Ground works were stopped when the edge of a circular brick structure about 13 feet in diameter were revealed. This set in motion a programme of further archaeological investigation which was undertaken by members of the Birmingham branch of the Young Archaeologists Club (BYAC).
Over two days, around twenty budding archaeologists, aged between six and seventeen years, were called in to investigate the site with the aid of Kirsty Nichol from Birmingham Archaeology, Mike Hodder the City of Birmingham Archaeologist and Beth Osman, amongst others, organiser of BYAC. Turf and topsoil were removed by helpers whilst the Young Archaeologists set about revealing the buried brickwork.
Kirsty said ‘the day has been hugely popular with the youngsters. It is difficult to find excavations where volunteers have the opportunity to get involved, especially YACs. They are a very active and enthusiastic group in Birmingham and have covered a wide range of projects prior to this, but this is really the first opportunity that they have had to get their hands dirty’.
Besides digging, the Young Archaeologists were instructed in surveying, and helped undertake a geophysical survey to examine other areas nearby to see whether there are any further buried structures within the area of the gardens. Also, in order to put the buildings and the excavation into context, the youngsters visited the Dovecote where some of the background history was explained by Roy Cockel, from the Moseley Society, using the permanent exhibition of plans and pictures displayed within.

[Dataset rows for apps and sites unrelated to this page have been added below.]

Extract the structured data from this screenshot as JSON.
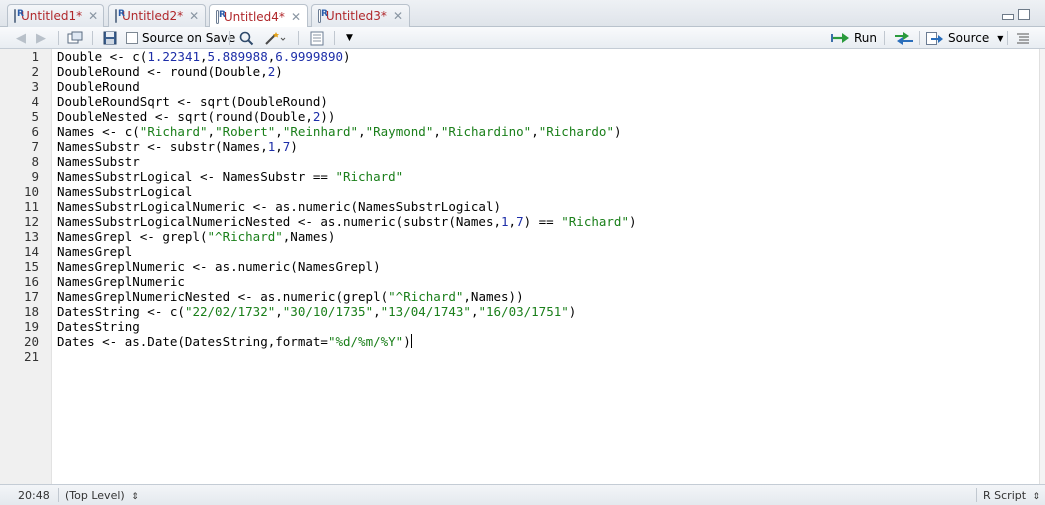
{
  "tabs": [
    {
      "label": "Untitled1*",
      "active": false
    },
    {
      "label": "Untitled2*",
      "active": false
    },
    {
      "label": "Untitled4*",
      "active": true
    },
    {
      "label": "Untitled3*",
      "active": false
    }
  ],
  "toolbar": {
    "source_on_save": "Source on Save",
    "run": "Run",
    "source": "Source"
  },
  "editor": {
    "line_numbers": [
      "1",
      "2",
      "3",
      "4",
      "5",
      "6",
      "7",
      "8",
      "9",
      "10",
      "11",
      "12",
      "13",
      "14",
      "15",
      "16",
      "17",
      "18",
      "19",
      "20",
      "21"
    ],
    "lines": [
      [
        {
          "t": "Double <- c("
        },
        {
          "t": "1.22341",
          "c": "#1d2ea8"
        },
        {
          "t": ","
        },
        {
          "t": "5.889988",
          "c": "#1d2ea8"
        },
        {
          "t": ","
        },
        {
          "t": "6.9999890",
          "c": "#1d2ea8"
        },
        {
          "t": ")"
        }
      ],
      [
        {
          "t": "DoubleRound <- round(Double,"
        },
        {
          "t": "2",
          "c": "#1d2ea8"
        },
        {
          "t": ")"
        }
      ],
      [
        {
          "t": "DoubleRound"
        }
      ],
      [
        {
          "t": "DoubleRoundSqrt <- sqrt(DoubleRound)"
        }
      ],
      [
        {
          "t": "DoubleNested <- sqrt(round(Double,"
        },
        {
          "t": "2",
          "c": "#1d2ea8"
        },
        {
          "t": "))"
        }
      ],
      [
        {
          "t": "Names <- c("
        },
        {
          "t": "\"Richard\"",
          "c": "#1a7f1a"
        },
        {
          "t": ","
        },
        {
          "t": "\"Robert\"",
          "c": "#1a7f1a"
        },
        {
          "t": ","
        },
        {
          "t": "\"Reinhard\"",
          "c": "#1a7f1a"
        },
        {
          "t": ","
        },
        {
          "t": "\"Raymond\"",
          "c": "#1a7f1a"
        },
        {
          "t": ","
        },
        {
          "t": "\"Richardino\"",
          "c": "#1a7f1a"
        },
        {
          "t": ","
        },
        {
          "t": "\"Richardo\"",
          "c": "#1a7f1a"
        },
        {
          "t": ")"
        }
      ],
      [
        {
          "t": "NamesSubstr <- substr(Names,"
        },
        {
          "t": "1",
          "c": "#1d2ea8"
        },
        {
          "t": ","
        },
        {
          "t": "7",
          "c": "#1d2ea8"
        },
        {
          "t": ")"
        }
      ],
      [
        {
          "t": "NamesSubstr"
        }
      ],
      [
        {
          "t": "NamesSubstrLogical <- NamesSubstr == "
        },
        {
          "t": "\"Richard\"",
          "c": "#1a7f1a"
        }
      ],
      [
        {
          "t": "NamesSubstrLogical"
        }
      ],
      [
        {
          "t": "NamesSubstrLogicalNumeric <- as.numeric(NamesSubstrLogical)"
        }
      ],
      [
        {
          "t": "NamesSubstrLogicalNumericNested <- as.numeric(substr(Names,"
        },
        {
          "t": "1",
          "c": "#1d2ea8"
        },
        {
          "t": ","
        },
        {
          "t": "7",
          "c": "#1d2ea8"
        },
        {
          "t": ") == "
        },
        {
          "t": "\"Richard\"",
          "c": "#1a7f1a"
        },
        {
          "t": ")"
        }
      ],
      [
        {
          "t": "NamesGrepl <- grepl("
        },
        {
          "t": "\"^Richard\"",
          "c": "#1a7f1a"
        },
        {
          "t": ",Names)"
        }
      ],
      [
        {
          "t": "NamesGrepl"
        }
      ],
      [
        {
          "t": "NamesGreplNumeric <- as.numeric(NamesGrepl)"
        }
      ],
      [
        {
          "t": "NamesGreplNumeric"
        }
      ],
      [
        {
          "t": "NamesGreplNumericNested <- as.numeric(grepl("
        },
        {
          "t": "\"^Richard\"",
          "c": "#1a7f1a"
        },
        {
          "t": ",Names))"
        }
      ],
      [
        {
          "t": "DatesString <- c("
        },
        {
          "t": "\"22/02/1732\"",
          "c": "#1a7f1a"
        },
        {
          "t": ","
        },
        {
          "t": "\"30/10/1735\"",
          "c": "#1a7f1a"
        },
        {
          "t": ","
        },
        {
          "t": "\"13/04/1743\"",
          "c": "#1a7f1a"
        },
        {
          "t": ","
        },
        {
          "t": "\"16/03/1751\"",
          "c": "#1a7f1a"
        },
        {
          "t": ")"
        }
      ],
      [
        {
          "t": "DatesString"
        }
      ],
      [
        {
          "t": "Dates <- as.Date(DatesString,format="
        },
        {
          "t": "\"%d/%m/%Y\"",
          "c": "#1a7f1a"
        },
        {
          "t": ")"
        },
        {
          "cursor": true
        }
      ],
      []
    ]
  },
  "status": {
    "position": "20:48",
    "scope": "(Top Level)",
    "file_type": "R Script"
  }
}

Mike Hodder, the City of Birmingham Archaeologist, explained that ‘Most archaeological excavations in Birmingham, and the rest of the country, take place as part of new development programmes. This was a rare opportunity to help a local society find out more about their site and contribute to their work in displaying the dovecote and its surroundings’.
The brick structure, when finally exposed, is thought to be a subterranean water cistern, and comparisons are being sought. The long-term future of the structure is undecided, as it is situated within an area previously intended as a formal garden. However, plans are now afoot to incorporate it within the garden design as a permanent feature revealing another element of the site’s historic past.
If you are interested in joining the Birmingham Young Archaeologists Club log on to www.byac.org.uk. Alternatively log on to the www.britach.ac.uk website and follow the links for information on the national network of the UK’s fastest growing youth organisation.